Could you extract every entry below and reproduce it exactly?
++++++++++
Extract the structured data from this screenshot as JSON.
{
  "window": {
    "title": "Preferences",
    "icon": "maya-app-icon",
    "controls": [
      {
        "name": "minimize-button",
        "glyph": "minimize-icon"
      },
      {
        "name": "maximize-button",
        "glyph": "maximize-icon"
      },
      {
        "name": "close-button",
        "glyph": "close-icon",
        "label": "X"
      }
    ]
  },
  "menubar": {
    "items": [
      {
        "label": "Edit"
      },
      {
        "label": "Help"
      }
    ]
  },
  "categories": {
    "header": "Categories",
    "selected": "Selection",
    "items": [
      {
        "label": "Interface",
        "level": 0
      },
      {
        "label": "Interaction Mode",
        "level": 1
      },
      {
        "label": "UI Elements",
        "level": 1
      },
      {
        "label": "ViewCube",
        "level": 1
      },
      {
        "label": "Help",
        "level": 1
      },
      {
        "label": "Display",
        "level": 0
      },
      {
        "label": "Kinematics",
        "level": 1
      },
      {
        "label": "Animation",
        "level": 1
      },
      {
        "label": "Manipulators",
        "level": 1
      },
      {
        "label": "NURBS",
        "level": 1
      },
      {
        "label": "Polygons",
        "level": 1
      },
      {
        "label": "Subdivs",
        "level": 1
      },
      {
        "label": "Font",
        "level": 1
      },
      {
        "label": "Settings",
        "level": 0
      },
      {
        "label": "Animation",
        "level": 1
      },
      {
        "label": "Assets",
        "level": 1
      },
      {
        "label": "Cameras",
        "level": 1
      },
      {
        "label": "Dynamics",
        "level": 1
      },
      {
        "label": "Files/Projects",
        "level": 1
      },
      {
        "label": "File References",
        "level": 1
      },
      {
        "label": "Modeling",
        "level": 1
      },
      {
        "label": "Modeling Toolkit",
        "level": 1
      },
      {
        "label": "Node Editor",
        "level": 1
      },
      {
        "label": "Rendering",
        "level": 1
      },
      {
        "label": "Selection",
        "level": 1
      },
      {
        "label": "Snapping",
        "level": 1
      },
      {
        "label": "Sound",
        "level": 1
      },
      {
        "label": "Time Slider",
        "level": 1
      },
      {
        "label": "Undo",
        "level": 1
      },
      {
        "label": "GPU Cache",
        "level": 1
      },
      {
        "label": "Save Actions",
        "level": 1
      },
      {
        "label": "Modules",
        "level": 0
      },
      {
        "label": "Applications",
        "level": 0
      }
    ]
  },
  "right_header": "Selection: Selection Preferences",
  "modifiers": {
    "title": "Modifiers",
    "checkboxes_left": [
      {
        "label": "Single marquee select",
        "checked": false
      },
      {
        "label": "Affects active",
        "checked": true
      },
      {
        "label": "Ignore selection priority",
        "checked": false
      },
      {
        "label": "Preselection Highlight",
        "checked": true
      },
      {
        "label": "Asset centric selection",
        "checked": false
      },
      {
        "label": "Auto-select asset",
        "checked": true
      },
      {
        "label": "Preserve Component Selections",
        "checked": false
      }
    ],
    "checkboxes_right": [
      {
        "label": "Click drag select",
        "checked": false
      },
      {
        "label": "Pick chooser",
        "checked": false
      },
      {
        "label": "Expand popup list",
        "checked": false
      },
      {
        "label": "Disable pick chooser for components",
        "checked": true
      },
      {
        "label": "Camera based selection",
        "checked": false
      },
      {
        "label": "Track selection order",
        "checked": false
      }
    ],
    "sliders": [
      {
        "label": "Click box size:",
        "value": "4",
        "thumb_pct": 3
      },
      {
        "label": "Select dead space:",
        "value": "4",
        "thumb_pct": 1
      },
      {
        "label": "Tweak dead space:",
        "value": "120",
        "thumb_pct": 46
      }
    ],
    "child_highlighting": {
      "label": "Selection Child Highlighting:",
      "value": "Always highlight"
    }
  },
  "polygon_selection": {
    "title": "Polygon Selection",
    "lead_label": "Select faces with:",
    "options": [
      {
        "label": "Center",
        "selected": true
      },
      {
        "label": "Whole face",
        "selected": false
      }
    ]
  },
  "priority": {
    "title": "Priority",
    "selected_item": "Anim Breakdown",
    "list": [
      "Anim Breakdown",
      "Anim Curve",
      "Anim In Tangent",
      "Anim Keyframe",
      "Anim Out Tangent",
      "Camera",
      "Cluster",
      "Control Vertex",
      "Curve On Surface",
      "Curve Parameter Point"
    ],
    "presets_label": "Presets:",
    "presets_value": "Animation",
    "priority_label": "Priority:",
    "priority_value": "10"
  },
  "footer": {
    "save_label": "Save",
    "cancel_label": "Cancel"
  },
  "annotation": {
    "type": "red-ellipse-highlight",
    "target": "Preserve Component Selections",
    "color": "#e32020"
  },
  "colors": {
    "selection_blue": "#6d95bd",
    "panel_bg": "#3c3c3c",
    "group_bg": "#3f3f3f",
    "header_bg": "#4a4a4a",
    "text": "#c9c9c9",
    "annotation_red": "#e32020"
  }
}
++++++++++
## ANSWER FOR THE TASK
Extract the structured data from this screenshot as JSON.
{
  "window": {
    "title": "Preferences",
    "icon": "maya-app-icon",
    "controls": [
      {
        "name": "minimize-button",
        "glyph": "minimize-icon"
      },
      {
        "name": "maximize-button",
        "glyph": "maximize-icon"
      },
      {
        "name": "close-button",
        "glyph": "close-icon",
        "label": "X"
      }
    ]
  },
  "menubar": {
    "items": [
      {
        "label": "Edit"
      },
      {
        "label": "Help"
      }
    ]
  },
  "categories": {
    "header": "Categories",
    "selected": "Selection",
    "items": [
      {
        "label": "Interface",
        "level": 0
      },
      {
        "label": "Interaction Mode",
        "level": 1
      },
      {
        "label": "UI Elements",
        "level": 1
      },
      {
        "label": "ViewCube",
        "level": 1
      },
      {
        "label": "Help",
        "level": 1
      },
      {
        "label": "Display",
        "level": 0
      },
      {
        "label": "Kinematics",
        "level": 1
      },
      {
        "label": "Animation",
        "level": 1
      },
      {
        "label": "Manipulators",
        "level": 1
      },
      {
        "label": "NURBS",
        "level": 1
      },
      {
        "label": "Polygons",
        "level": 1
      },
      {
        "label": "Subdivs",
        "level": 1
      },
      {
        "label": "Font",
        "level": 1
      },
      {
        "label": "Settings",
        "level": 0
      },
      {
        "label": "Animation",
        "level": 1
      },
      {
        "label": "Assets",
        "level": 1
      },
      {
        "label": "Cameras",
        "level": 1
      },
      {
        "label": "Dynamics",
        "level": 1
      },
      {
        "label": "Files/Projects",
        "level": 1
      },
      {
        "label": "File References",
        "level": 1
      },
      {
        "label": "Modeling",
        "level": 1
      },
      {
        "label": "Modeling Toolkit",
        "level": 1
      },
      {
        "label": "Node Editor",
        "level": 1
      },
      {
        "label": "Rendering",
        "level": 1
      },
      {
        "label": "Selection",
        "level": 1
      },
      {
        "label": "Snapping",
        "level": 1
      },
      {
        "label": "Sound",
        "level": 1
      },
      {
        "label": "Time Slider",
        "level": 1
      },
      {
        "label": "Undo",
        "level": 1
      },
      {
        "label": "GPU Cache",
        "level": 1
      },
      {
        "label": "Save Actions",
        "level": 1
      },
      {
        "label": "Modules",
        "level": 0
      },
      {
        "label": "Applications",
        "level": 0
      }
    ]
  },
  "right_header": "Selection: Selection Preferences",
  "modifiers": {
    "title": "Modifiers",
    "checkboxes_left": [
      {
        "label": "Single marquee select",
        "checked": false
      },
      {
        "label": "Affects active",
        "checked": true
      },
      {
        "label": "Ignore selection priority",
        "checked": false
      },
      {
        "label": "Preselection Highlight",
        "checked": true
      },
      {
        "label": "Asset centric selection",
        "checked": false
      },
      {
        "label": "Auto-select asset",
        "checked": true
      },
      {
        "label": "Preserve Component Selections",
        "checked": false
      }
    ],
    "checkboxes_right": [
      {
        "label": "Click drag select",
        "checked": false
      },
      {
        "label": "Pick chooser",
        "checked": false
      },
      {
        "label": "Expand popup list",
        "checked": false
      },
      {
        "label": "Disable pick chooser for components",
        "checked": true
      },
      {
        "label": "Camera based selection",
        "checked": false
      },
      {
        "label": "Track selection order",
        "checked": false
      }
    ],
    "sliders": [
      {
        "label": "Click box size:",
        "value": "4",
        "thumb_pct": 3
      },
      {
        "label": "Select dead space:",
        "value": "4",
        "thumb_pct": 1
      },
      {
        "label": "Tweak dead space:",
        "value": "120",
        "thumb_pct": 46
      }
    ],
    "child_highlighting": {
      "label": "Selection Child Highlighting:",
      "value": "Always highlight"
    }
  },
  "polygon_selection": {
    "title": "Polygon Selection",
    "lead_label": "Select faces with:",
    "options": [
      {
        "label": "Center",
        "selected": true
      },
      {
        "label": "Whole face",
        "selected": false
      }
    ]
  },
  "priority": {
    "title": "Priority",
    "selected_item": "Anim Breakdown",
    "list": [
      "Anim Breakdown",
      "Anim Curve",
      "Anim In Tangent",
      "Anim Keyframe",
      "Anim Out Tangent",
      "Camera",
      "Cluster",
      "Control Vertex",
      "Curve On Surface",
      "Curve Parameter Point"
    ],
    "presets_label": "Presets:",
    "presets_value": "Animation",
    "priority_label": "Priority:",
    "priority_value": "10"
  },
  "footer": {
    "save_label": "Save",
    "cancel_label": "Cancel"
  },
  "annotation": {
    "type": "red-ellipse-highlight",
    "target": "Preserve Component Selections",
    "color": "#e32020"
  },
  "colors": {
    "selection_blue": "#6d95bd",
    "panel_bg": "#3c3c3c",
    "group_bg": "#3f3f3f",
    "header_bg": "#4a4a4a",
    "text": "#c9c9c9",
    "annotation_red": "#e32020"
  }
}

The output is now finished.